## EXERCISE GOAL:
Each record must be repeated exactly. None may be dropped.

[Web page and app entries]
====================

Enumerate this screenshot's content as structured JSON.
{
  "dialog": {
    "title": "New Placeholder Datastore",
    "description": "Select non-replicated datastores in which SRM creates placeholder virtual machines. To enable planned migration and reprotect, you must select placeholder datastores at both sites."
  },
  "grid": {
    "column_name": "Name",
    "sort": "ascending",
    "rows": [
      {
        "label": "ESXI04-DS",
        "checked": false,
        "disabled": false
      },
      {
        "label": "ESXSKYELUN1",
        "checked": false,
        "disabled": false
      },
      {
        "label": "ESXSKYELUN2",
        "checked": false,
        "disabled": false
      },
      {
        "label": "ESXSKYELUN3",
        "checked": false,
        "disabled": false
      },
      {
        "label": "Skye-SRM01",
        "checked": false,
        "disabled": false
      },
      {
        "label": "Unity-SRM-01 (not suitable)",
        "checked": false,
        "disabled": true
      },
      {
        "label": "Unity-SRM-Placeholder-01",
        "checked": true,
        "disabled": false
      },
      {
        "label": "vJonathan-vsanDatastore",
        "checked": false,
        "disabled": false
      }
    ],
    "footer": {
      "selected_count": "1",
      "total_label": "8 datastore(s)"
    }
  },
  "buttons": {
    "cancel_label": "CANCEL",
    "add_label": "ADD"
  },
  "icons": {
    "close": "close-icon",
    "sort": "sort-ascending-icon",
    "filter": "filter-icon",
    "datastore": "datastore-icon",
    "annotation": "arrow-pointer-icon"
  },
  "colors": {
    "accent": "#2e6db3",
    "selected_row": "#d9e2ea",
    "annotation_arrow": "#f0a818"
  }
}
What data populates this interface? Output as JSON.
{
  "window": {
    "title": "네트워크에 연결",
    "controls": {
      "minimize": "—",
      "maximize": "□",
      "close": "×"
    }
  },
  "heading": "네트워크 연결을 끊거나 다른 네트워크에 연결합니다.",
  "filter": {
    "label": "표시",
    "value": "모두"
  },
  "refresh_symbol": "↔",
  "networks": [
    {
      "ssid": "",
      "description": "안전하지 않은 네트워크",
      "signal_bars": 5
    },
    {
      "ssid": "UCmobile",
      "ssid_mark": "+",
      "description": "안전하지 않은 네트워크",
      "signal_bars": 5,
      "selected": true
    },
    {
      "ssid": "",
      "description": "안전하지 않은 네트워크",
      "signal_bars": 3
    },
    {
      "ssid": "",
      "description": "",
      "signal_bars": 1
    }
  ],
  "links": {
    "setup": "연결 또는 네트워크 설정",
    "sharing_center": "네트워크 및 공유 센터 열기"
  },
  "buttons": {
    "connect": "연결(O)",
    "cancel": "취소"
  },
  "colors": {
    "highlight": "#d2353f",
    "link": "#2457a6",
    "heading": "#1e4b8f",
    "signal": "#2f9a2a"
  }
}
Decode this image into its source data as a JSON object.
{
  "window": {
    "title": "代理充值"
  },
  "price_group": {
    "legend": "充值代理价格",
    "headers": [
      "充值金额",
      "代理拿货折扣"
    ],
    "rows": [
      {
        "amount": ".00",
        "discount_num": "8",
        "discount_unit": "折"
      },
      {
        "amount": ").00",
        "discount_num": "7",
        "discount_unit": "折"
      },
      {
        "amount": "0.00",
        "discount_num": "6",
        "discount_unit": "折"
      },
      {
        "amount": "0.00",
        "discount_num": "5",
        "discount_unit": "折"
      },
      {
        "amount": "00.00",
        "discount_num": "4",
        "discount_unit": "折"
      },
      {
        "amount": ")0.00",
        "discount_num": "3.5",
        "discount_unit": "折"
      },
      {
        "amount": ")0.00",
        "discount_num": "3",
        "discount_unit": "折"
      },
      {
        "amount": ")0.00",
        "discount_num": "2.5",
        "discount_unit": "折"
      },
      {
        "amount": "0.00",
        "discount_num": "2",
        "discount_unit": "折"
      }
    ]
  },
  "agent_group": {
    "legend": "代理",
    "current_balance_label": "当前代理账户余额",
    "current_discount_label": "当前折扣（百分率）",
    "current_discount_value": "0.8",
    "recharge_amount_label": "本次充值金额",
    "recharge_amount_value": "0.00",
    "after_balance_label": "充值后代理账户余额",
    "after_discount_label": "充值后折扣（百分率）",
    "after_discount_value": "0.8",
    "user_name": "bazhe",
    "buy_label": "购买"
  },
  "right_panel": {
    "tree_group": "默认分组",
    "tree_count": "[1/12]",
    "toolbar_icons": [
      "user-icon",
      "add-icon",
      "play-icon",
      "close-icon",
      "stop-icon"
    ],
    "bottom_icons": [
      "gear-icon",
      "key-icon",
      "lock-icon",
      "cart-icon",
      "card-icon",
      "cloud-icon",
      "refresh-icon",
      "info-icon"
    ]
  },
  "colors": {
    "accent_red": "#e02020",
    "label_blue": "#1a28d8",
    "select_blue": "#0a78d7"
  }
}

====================

## SOLUTION FOR THIS EXERCISE:
Enumerate this screenshot's content as structured JSON.
{
  "dialog": {
    "title": "New Placeholder Datastore",
    "description": "Select non-replicated datastores in which SRM creates placeholder virtual machines. To enable planned migration and reprotect, you must select placeholder datastores at both sites."
  },
  "grid": {
    "column_name": "Name",
    "sort": "ascending",
    "rows": [
      {
        "label": "ESXI04-DS",
        "checked": false,
        "disabled": false
      },
      {
        "label": "ESXSKYELUN1",
        "checked": false,
        "disabled": false
      },
      {
        "label": "ESXSKYELUN2",
        "checked": false,
        "disabled": false
      },
      {
        "label": "ESXSKYELUN3",
        "checked": false,
        "disabled": false
      },
      {
        "label": "Skye-SRM01",
        "checked": false,
        "disabled": false
      },
      {
        "label": "Unity-SRM-01 (not suitable)",
        "checked": false,
        "disabled": true
      },
      {
        "label": "Unity-SRM-Placeholder-01",
        "checked": true,
        "disabled": false
      },
      {
        "label": "vJonathan-vsanDatastore",
        "checked": false,
        "disabled": false
      }
    ],
    "footer": {
      "selected_count": "1",
      "total_label": "8 datastore(s)"
    }
  },
  "buttons": {
    "cancel_label": "CANCEL",
    "add_label": "ADD"
  },
  "icons": {
    "close": "close-icon",
    "sort": "sort-ascending-icon",
    "filter": "filter-icon",
    "datastore": "datastore-icon",
    "annotation": "arrow-pointer-icon"
  },
  "colors": {
    "accent": "#2e6db3",
    "selected_row": "#d9e2ea",
    "annotation_arrow": "#f0a818"
  }
}
What data populates this interface? Output as JSON.
{
  "window": {
    "title": "네트워크에 연결",
    "controls": {
      "minimize": "—",
      "maximize": "□",
      "close": "×"
    }
  },
  "heading": "네트워크 연결을 끊거나 다른 네트워크에 연결합니다.",
  "filter": {
    "label": "표시",
    "value": "모두"
  },
  "refresh_symbol": "↔",
  "networks": [
    {
      "ssid": "",
      "description": "안전하지 않은 네트워크",
      "signal_bars": 5
    },
    {
      "ssid": "UCmobile",
      "ssid_mark": "+",
      "description": "안전하지 않은 네트워크",
      "signal_bars": 5,
      "selected": true
    },
    {
      "ssid": "",
      "description": "안전하지 않은 네트워크",
      "signal_bars": 3
    },
    {
      "ssid": "",
      "description": "",
      "signal_bars": 1
    }
  ],
  "links": {
    "setup": "연결 또는 네트워크 설정",
    "sharing_center": "네트워크 및 공유 센터 열기"
  },
  "buttons": {
    "connect": "연결(O)",
    "cancel": "취소"
  },
  "colors": {
    "highlight": "#d2353f",
    "link": "#2457a6",
    "heading": "#1e4b8f",
    "signal": "#2f9a2a"
  }
}
Decode this image into its source data as a JSON object.
{
  "window": {
    "title": "代理充值"
  },
  "price_group": {
    "legend": "充值代理价格",
    "headers": [
      "充值金额",
      "代理拿货折扣"
    ],
    "rows": [
      {
        "amount": ".00",
        "discount_num": "8",
        "discount_unit": "折"
      },
      {
        "amount": ").00",
        "discount_num": "7",
        "discount_unit": "折"
      },
      {
        "amount": "0.00",
        "discount_num": "6",
        "discount_unit": "折"
      },
      {
        "amount": "0.00",
        "discount_num": "5",
        "discount_unit": "折"
      },
      {
        "amount": "00.00",
        "discount_num": "4",
        "discount_unit": "折"
      },
      {
        "amount": ")0.00",
        "discount_num": "3.5",
        "discount_unit": "折"
      },
      {
        "amount": ")0.00",
        "discount_num": "3",
        "discount_unit": "折"
      },
      {
        "amount": ")0.00",
        "discount_num": "2.5",
        "discount_unit": "折"
      },
      {
        "amount": "0.00",
        "discount_num": "2",
        "discount_unit": "折"
      }
    ]
  },
  "agent_group": {
    "legend": "代理",
    "current_balance_label": "当前代理账户余额",
    "current_discount_label": "当前折扣（百分率）",
    "current_discount_value": "0.8",
    "recharge_amount_label": "本次充值金额",
    "recharge_amount_value": "0.00",
    "after_balance_label": "充值后代理账户余额",
    "after_discount_label": "充值后折扣（百分率）",
    "after_discount_value": "0.8",
    "user_name": "bazhe",
    "buy_label": "购买"
  },
  "right_panel": {
    "tree_group": "默认分组",
    "tree_count": "[1/12]",
    "toolbar_icons": [
      "user-icon",
      "add-icon",
      "play-icon",
      "close-icon",
      "stop-icon"
    ],
    "bottom_icons": [
      "gear-icon",
      "key-icon",
      "lock-icon",
      "cart-icon",
      "card-icon",
      "cloud-icon",
      "refresh-icon",
      "info-icon"
    ]
  },
  "colors": {
    "accent_red": "#e02020",
    "label_blue": "#1a28d8",
    "select_blue": "#0a78d7"
  }
}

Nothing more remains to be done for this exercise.